[Exercise requirements]: Work through the records that follow and return each line containing the word "screenshot".
Records provided Block Start
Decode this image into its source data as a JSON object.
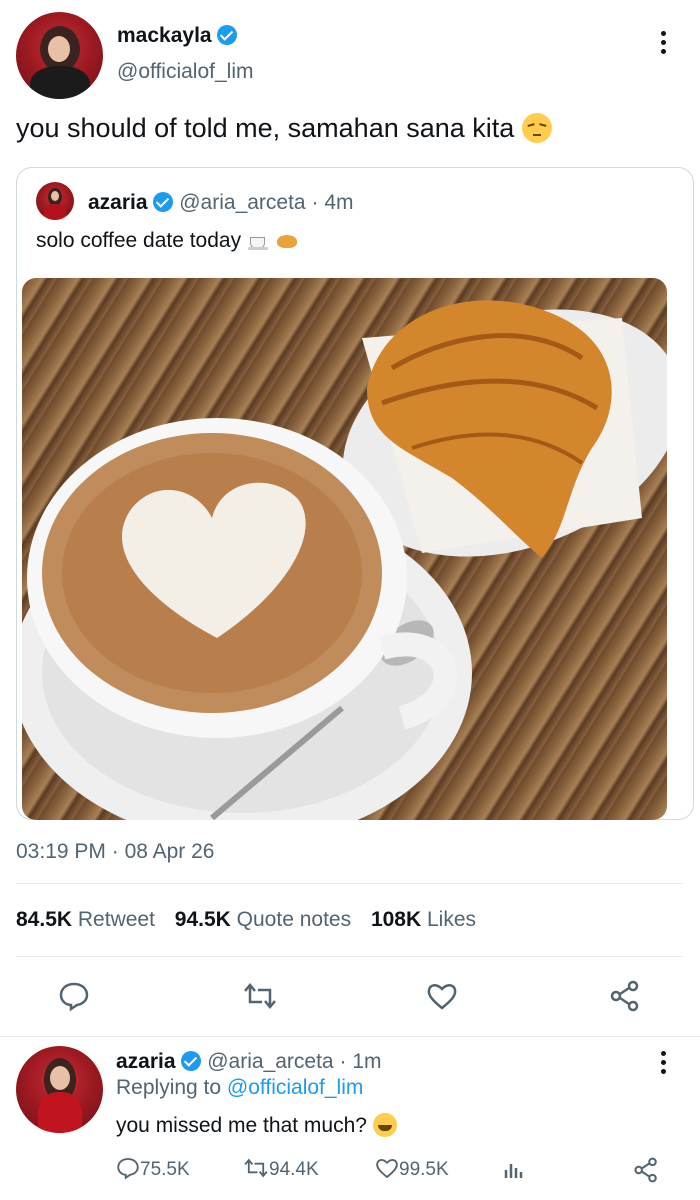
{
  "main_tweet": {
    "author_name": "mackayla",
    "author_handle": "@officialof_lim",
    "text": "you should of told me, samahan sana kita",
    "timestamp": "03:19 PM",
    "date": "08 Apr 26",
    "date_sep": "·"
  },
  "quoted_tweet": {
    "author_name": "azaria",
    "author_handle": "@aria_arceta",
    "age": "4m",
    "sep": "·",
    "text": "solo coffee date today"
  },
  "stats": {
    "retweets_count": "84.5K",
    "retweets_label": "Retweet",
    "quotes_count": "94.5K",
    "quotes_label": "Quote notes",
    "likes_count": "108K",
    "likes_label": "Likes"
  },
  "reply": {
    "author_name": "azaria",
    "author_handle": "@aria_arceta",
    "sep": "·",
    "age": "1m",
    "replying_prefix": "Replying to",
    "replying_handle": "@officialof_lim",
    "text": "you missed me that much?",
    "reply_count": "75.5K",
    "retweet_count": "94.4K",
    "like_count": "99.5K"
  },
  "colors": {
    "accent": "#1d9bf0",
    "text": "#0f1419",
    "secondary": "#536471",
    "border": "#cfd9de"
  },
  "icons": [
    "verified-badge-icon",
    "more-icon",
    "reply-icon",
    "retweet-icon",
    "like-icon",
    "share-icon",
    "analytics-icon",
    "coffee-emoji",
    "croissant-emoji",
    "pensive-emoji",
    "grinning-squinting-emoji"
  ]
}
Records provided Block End
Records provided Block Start
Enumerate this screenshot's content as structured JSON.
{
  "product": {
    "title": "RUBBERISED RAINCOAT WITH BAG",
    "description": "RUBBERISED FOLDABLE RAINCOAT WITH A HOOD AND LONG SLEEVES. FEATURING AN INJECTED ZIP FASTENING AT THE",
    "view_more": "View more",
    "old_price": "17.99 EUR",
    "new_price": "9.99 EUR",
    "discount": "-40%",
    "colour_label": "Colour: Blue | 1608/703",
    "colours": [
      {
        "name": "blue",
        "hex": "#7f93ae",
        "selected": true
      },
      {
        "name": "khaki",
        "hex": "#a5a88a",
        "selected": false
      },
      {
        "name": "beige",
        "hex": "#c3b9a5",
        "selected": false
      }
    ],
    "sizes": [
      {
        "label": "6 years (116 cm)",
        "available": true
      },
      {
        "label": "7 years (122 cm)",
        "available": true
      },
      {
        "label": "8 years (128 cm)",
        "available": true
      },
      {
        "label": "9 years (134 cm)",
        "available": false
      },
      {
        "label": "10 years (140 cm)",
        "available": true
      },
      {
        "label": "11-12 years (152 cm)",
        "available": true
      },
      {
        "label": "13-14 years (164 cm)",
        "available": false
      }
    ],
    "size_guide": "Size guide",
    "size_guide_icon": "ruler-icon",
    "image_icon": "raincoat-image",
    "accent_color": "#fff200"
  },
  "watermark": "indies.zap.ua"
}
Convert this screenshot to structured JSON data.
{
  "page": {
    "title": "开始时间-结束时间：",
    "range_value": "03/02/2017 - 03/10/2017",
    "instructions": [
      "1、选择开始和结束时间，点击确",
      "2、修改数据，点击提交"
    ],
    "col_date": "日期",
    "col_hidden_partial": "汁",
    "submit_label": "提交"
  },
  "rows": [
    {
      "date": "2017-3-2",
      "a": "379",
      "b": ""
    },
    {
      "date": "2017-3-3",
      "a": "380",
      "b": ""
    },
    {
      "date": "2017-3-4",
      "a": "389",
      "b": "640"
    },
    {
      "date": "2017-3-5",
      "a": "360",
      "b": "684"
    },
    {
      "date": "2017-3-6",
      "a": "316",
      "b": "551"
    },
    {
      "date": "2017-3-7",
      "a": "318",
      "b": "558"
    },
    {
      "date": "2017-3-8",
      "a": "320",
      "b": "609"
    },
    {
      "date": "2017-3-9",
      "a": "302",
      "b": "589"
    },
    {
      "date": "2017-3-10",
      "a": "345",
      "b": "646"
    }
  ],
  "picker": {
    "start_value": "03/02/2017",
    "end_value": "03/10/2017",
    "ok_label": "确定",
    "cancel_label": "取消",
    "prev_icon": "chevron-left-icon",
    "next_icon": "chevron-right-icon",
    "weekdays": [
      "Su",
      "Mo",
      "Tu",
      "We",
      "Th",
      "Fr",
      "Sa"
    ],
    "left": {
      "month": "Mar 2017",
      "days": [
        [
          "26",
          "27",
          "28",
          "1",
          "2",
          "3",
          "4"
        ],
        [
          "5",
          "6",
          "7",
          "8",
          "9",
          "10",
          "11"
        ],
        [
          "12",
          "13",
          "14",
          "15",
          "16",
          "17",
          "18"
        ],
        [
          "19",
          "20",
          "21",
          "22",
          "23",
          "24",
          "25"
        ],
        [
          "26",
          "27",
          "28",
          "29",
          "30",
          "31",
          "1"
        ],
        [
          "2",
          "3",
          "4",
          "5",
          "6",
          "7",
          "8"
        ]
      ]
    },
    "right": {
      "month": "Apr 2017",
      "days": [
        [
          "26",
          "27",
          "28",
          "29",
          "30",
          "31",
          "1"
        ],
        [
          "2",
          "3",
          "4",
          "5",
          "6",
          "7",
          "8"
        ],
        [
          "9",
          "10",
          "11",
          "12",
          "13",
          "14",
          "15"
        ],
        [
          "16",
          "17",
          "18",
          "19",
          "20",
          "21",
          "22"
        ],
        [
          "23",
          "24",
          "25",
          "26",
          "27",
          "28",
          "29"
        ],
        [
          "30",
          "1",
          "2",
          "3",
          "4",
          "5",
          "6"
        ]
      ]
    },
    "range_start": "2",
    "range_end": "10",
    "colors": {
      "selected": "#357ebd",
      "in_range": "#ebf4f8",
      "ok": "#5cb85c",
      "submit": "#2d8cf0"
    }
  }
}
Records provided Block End
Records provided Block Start
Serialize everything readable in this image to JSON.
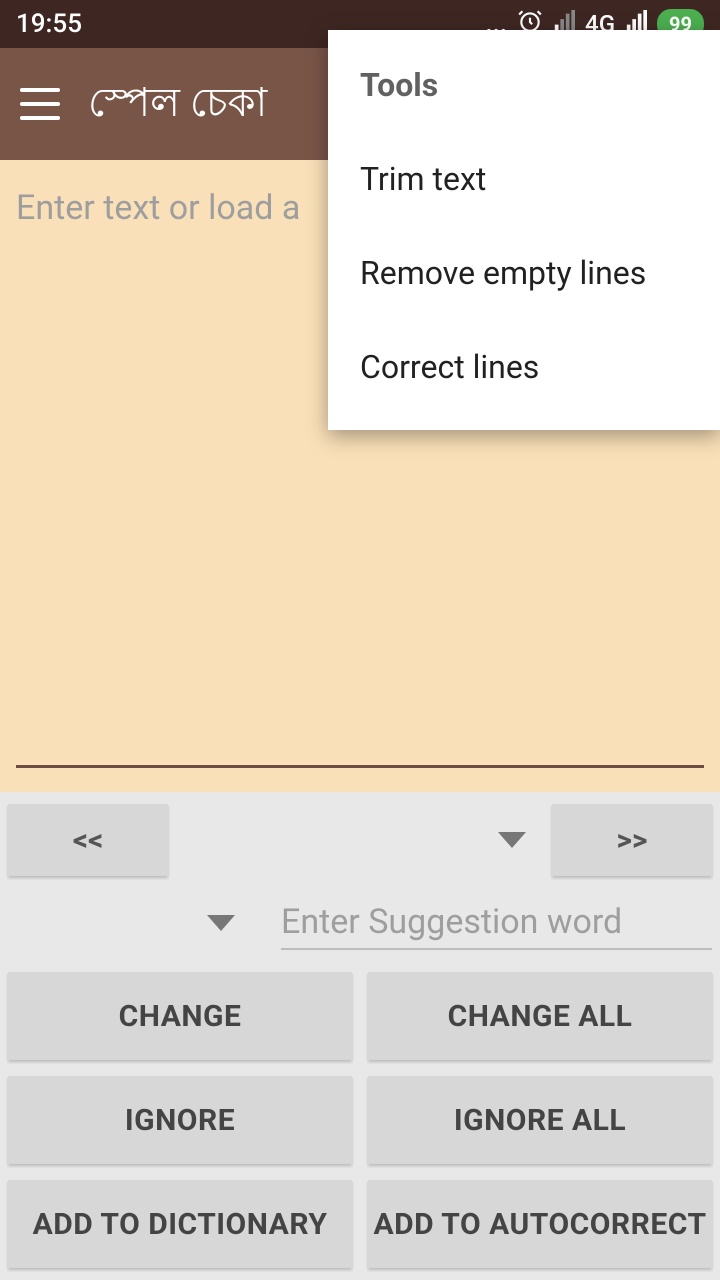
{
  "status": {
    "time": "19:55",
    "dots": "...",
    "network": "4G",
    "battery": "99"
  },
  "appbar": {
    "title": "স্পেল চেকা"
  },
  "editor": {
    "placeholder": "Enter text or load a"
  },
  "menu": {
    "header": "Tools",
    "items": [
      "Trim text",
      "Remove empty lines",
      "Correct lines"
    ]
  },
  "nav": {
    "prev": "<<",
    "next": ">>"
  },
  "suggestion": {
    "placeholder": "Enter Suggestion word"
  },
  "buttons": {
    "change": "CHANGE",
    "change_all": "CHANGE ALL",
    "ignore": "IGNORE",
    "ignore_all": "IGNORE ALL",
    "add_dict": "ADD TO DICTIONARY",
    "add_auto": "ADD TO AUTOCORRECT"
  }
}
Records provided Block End
[Result of this exercise]:
Enumerate this screenshot's content as structured JSON.
Convert this screenshot to structured JSON data.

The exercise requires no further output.